I had to decide what I was going to put all of my effort into after balancing and tiptoeing the fine line of how much work I was willing to do and how far I was willing to stretch myself when it comes to academics and athletics. Golf took up a lot of my time in the fall and diverted much-needed attention away from my studies. This would just get worse at the collegiate level, and I’m not planning on becoming a professional.
I made a spreadsheet last spring with potential colleges and all of the requirements they look for in students. In the last column I added “Golf,” for whether or not it would be an option. Once I researched the universities and everything they had to offer, I realized I preferred a highly ranked education to a small school where the only benefit would be playing golf for four more years. I would’ve had to quit playing competitively at some point, even if I did play in college my career would have eventually come to an end. Very rarely do athletes become professionals, for the Professional Golfers’ Association the chances are 1 in 326,000 or 0.0003%, and I didn’t really think I had what it takes.
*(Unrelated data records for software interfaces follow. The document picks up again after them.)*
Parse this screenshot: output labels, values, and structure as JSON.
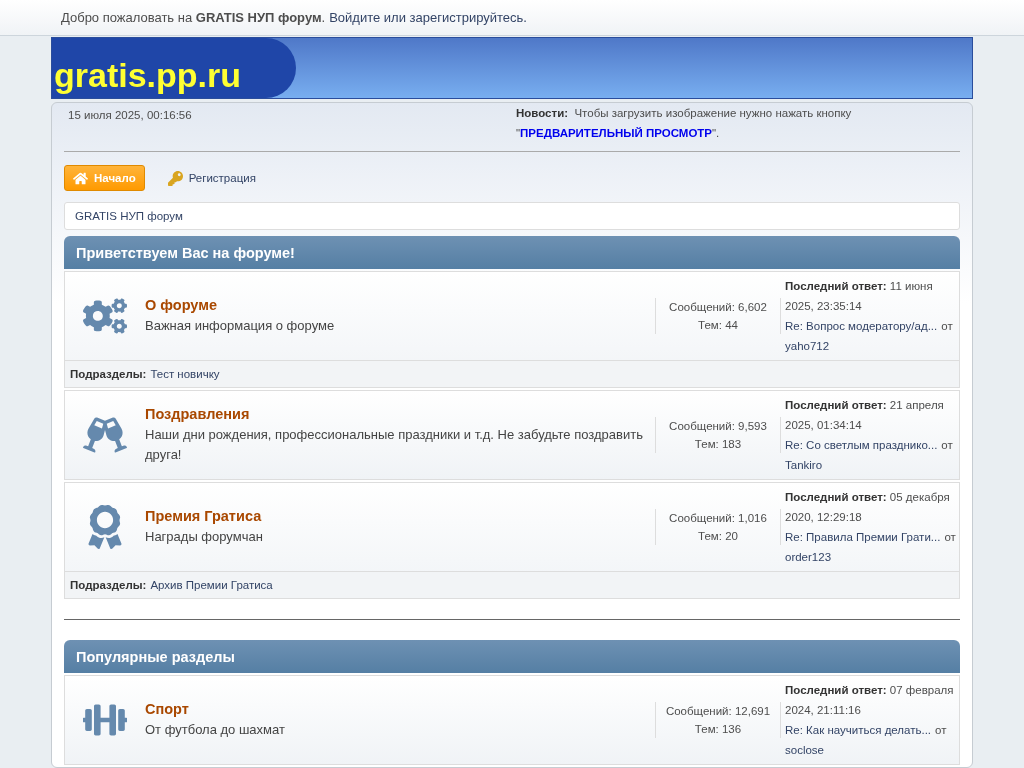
{
  "top_bar": {
    "welcome": "Добро пожаловать на **GRATIS НУП форум**.",
    "login_link": "Войдите или зарегистрируйтесь."
  },
  "header": {
    "logo": "gratis.pp.ru"
  },
  "info": {
    "datetime": "15 июля 2025, 00:16:56",
    "news_text": "**Новости:**  Чтобы загрузить изображение нужно нажать кнопку \"**ПРЕДВАРИТЕЛЬНЫЙ ПРОСМОТР**\"."
  },
  "menu": [
    {
      "label": "Начало",
      "kind": "home",
      "selected": true
    },
    {
      "label": "Регистрация",
      "kind": "key",
      "selected": false
    }
  ],
  "breadcrumb": "GRATIS НУП форум",
  "categories": [
    {
      "title": "Приветствуем Вас на форуме!",
      "boards": [
        {
          "kind": "gears",
          "name": "О форуме",
          "description": "Важная информация о форуме",
          "posts": "Сообщений: 6,602",
          "topics": "Тем: 44",
          "last_post": "**Последний ответ:** 11 июня 2025, 23:35:14",
          "topic": "Re: Вопрос модератору/ад...",
          "by": "от",
          "user": "yaho712",
          "subboards_label": "Подразделы:",
          "subboards": [
            "Тест новичку"
          ]
        },
        {
          "kind": "glasses",
          "name": "Поздравления",
          "description": "Наши дни рождения, профессиональные праздники и т.д. Не забудьте поздравить друга!",
          "posts": "Сообщений: 9,593",
          "topics": "Тем: 183",
          "last_post": "**Последний ответ:** 21 апреля 2025, 01:34:14",
          "topic": "Re: Со светлым празднико...",
          "by": "от",
          "user": "Tankiro"
        },
        {
          "kind": "award",
          "name": "Премия Гратиса",
          "description": "Награды форумчан",
          "posts": "Сообщений: 1,016",
          "topics": "Тем: 20",
          "last_post": "**Последний ответ:** 05 декабря 2020, 12:29:18",
          "topic": "Re: Правила Премии Грати...",
          "by": "от",
          "user": "order123",
          "subboards_label": "Подразделы:",
          "subboards": [
            "Архив Премии Гратиса"
          ]
        }
      ]
    },
    {
      "title": "Популярные разделы",
      "boards": [
        {
          "kind": "dumbbell",
          "name": "Спорт",
          "description": "От футбола до шахмат",
          "posts": "Сообщений: 12,691",
          "topics": "Тем: 136",
          "last_post": "**Последний ответ:** 07 февраля 2024, 21:11:16",
          "topic": "Re: Как научиться делать...",
          "by": "от",
          "user": "soclose"
        }
      ]
    }
  ]
}
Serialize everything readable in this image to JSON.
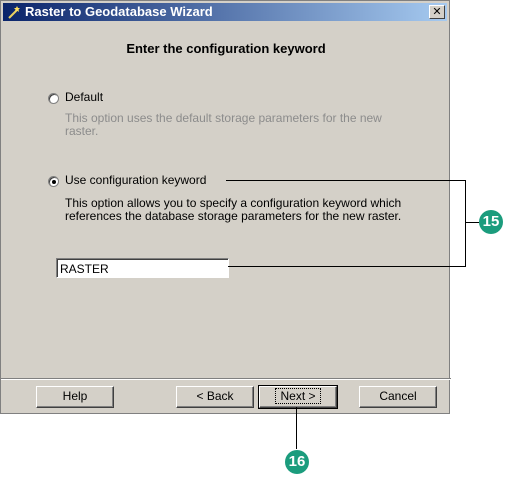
{
  "window": {
    "title": "Raster to Geodatabase Wizard",
    "close_glyph": "✕"
  },
  "heading": "Enter the configuration keyword",
  "options": [
    {
      "label": "Default",
      "description": "This option uses the default storage parameters for the new raster.",
      "checked": false
    },
    {
      "label": "Use configuration keyword",
      "description": "This option allows you to specify a configuration keyword which references the database storage parameters for the new raster.",
      "checked": true
    }
  ],
  "keyword_field": {
    "value": "RASTER"
  },
  "buttons": {
    "help": "Help",
    "back": "< Back",
    "next": "Next >",
    "cancel": "Cancel"
  },
  "callouts": {
    "step_15": "15",
    "step_16": "16",
    "badge_color": "#1b9c7d"
  }
}
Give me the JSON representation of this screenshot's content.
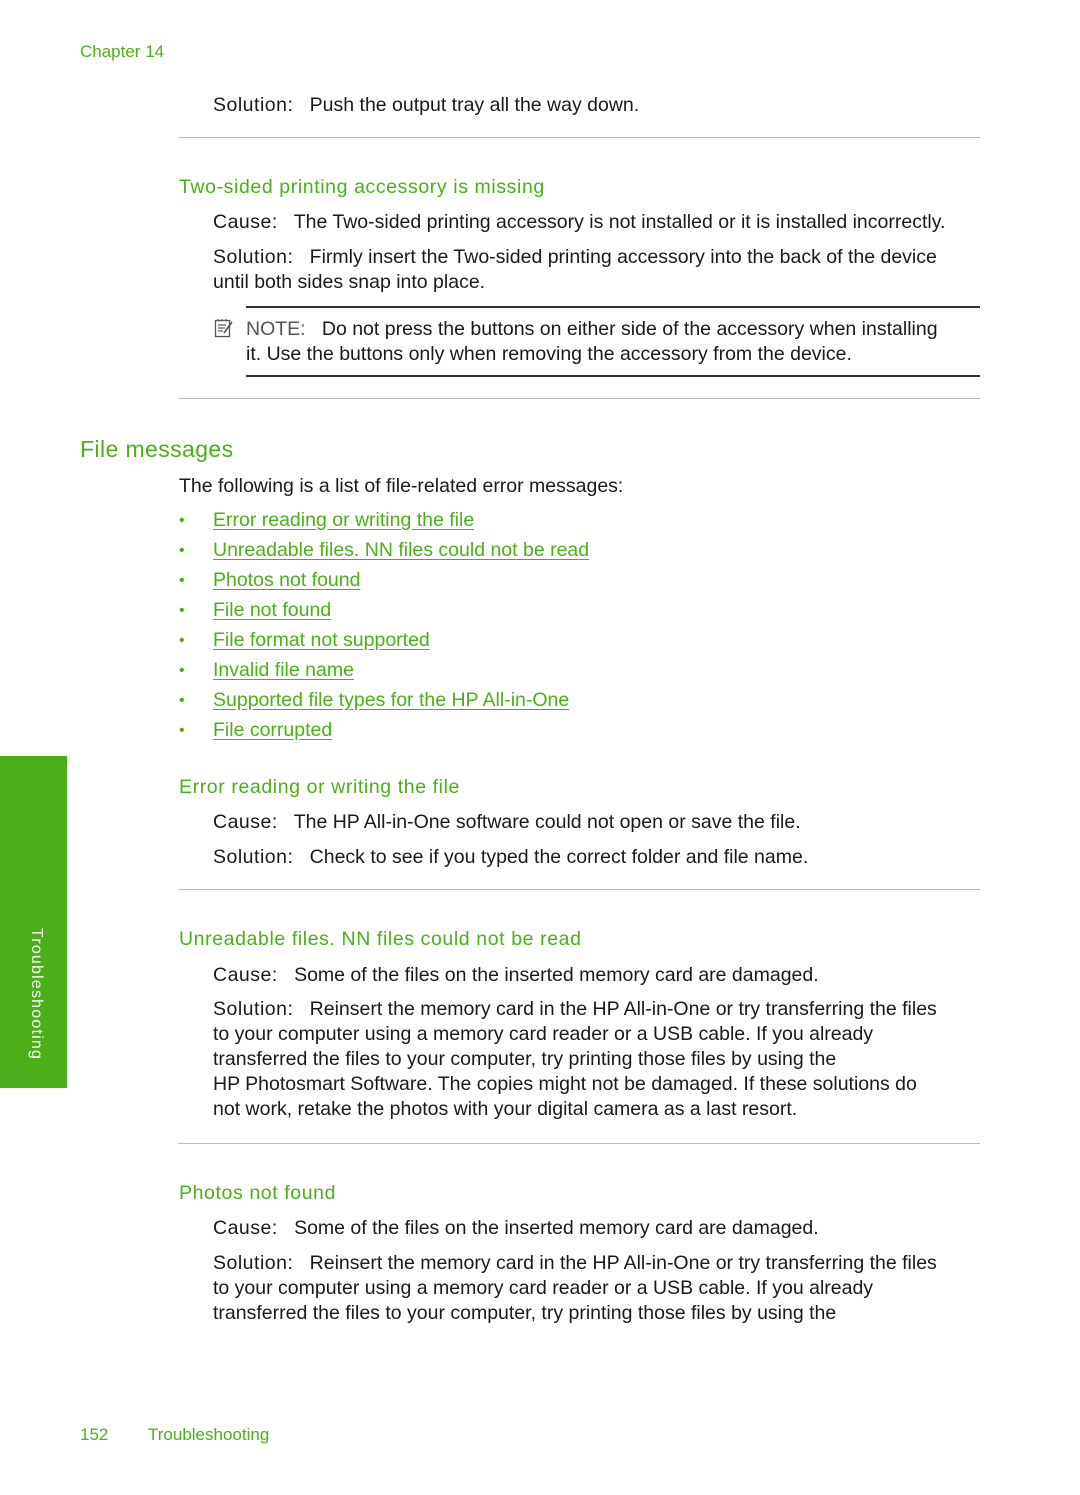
{
  "header": {
    "chapter": "Chapter 14"
  },
  "top_solution": {
    "label": "Solution:",
    "text": "Push the output tray all the way down."
  },
  "two_sided": {
    "heading": "Two-sided printing accessory is missing",
    "cause_label": "Cause:",
    "cause_text": "The Two-sided printing accessory is not installed or it is installed incorrectly.",
    "solution_label": "Solution:",
    "solution_line1": "Firmly insert the Two-sided printing accessory into the back of the device",
    "solution_line2": "until both sides snap into place.",
    "note_label": "NOTE:",
    "note_line1": "Do not press the buttons on either side of the accessory when installing",
    "note_line2": "it. Use the buttons only when removing the accessory from the device."
  },
  "file_messages": {
    "heading": "File messages",
    "intro": "The following is a list of file-related error messages:",
    "links": [
      "Error reading or writing the file",
      "Unreadable files. NN files could not be read",
      "Photos not found",
      "File not found",
      "File format not supported",
      "Invalid file name",
      "Supported file types for the HP All-in-One",
      "File corrupted"
    ]
  },
  "error_rw": {
    "heading": "Error reading or writing the file",
    "cause_label": "Cause:",
    "cause_text": "The HP All-in-One software could not open or save the file.",
    "solution_label": "Solution:",
    "solution_text": "Check to see if you typed the correct folder and file name."
  },
  "unreadable": {
    "heading": "Unreadable files. NN files could not be read",
    "cause_label": "Cause:",
    "cause_text": "Some of the files on the inserted memory card are damaged.",
    "solution_label": "Solution:",
    "solution_lines": [
      "Reinsert the memory card in the HP All-in-One or try transferring the files",
      "to your computer using a memory card reader or a USB cable. If you already",
      "transferred the files to your computer, try printing those files by using the",
      "HP Photosmart Software. The copies might not be damaged. If these solutions do",
      "not work, retake the photos with your digital camera as a last resort."
    ]
  },
  "photos_not_found": {
    "heading": "Photos not found",
    "cause_label": "Cause:",
    "cause_text": "Some of the files on the inserted memory card are damaged.",
    "solution_label": "Solution:",
    "solution_lines": [
      "Reinsert the memory card in the HP All-in-One or try transferring the files",
      "to your computer using a memory card reader or a USB cable. If you already",
      "transferred the files to your computer, try printing those files by using the"
    ]
  },
  "side_tab": {
    "label": "Troubleshooting"
  },
  "footer": {
    "page_number": "152",
    "section": "Troubleshooting"
  },
  "colors": {
    "accent": "#4caf1a",
    "text": "#1a1a1a",
    "rule": "#bdbdbd"
  }
}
“…the goal of [high school] sports is to learn how to be a better person, better teammate, better communicator and to enjoy being a teenager … something you can’t get back.”
There are so many other opportunities to continue my passion for the sport that won’t take away from my mental and physical well-being. I can join a club team when I go to college and still continue to golf in my freetime. There is just so much more to life than sports and there is so much more to learn from my childhood opportunities and experiences because of them.
“Too many kids have been taught that the goal of [high school] sports is to achieve an athletic scholarship,” Proactive Coaching, an organization that works with coaches and teams to create character-based team cultures said. “Here is the truth — the goal of [high school] sports is to learn how to be a better person, better teammate, better communicator and to enjoy being a teenager … something you can’t get back.”
There is still a lot I have been able to take away from my experiences in sports like lifelong friends and some of my favorite memories. I will never forget the sectional tournament junior year. After a quadruple bogey on the first hole, I had thought my round was doomed. But, standing on the 18th green hours later I tapped in a two-foot putt for a 79 and was surrounded by my own joy and the excited enthusiasm of my coaches.
I can safely say that I’m able to wipe away the tears of a career I witnessed come to an end; the hugs, the disappointments, the pure joy. Walking down the 18th fairway in Bolivar at the final tournament of my senior year I was at peace saying goodbye to how much I’ve given to the sport and how much it has taken away from me. A par on that finishing hole is all I needed to rejoice in my accomplishments, the defeats and all of the people who cheered me on. That is what I’m going to take away from my time in high school sports and even though it isn’t a college scholarship, it’s much more rewarding.
Do you think signing to play college sports is overrated? Let us know in the comments below.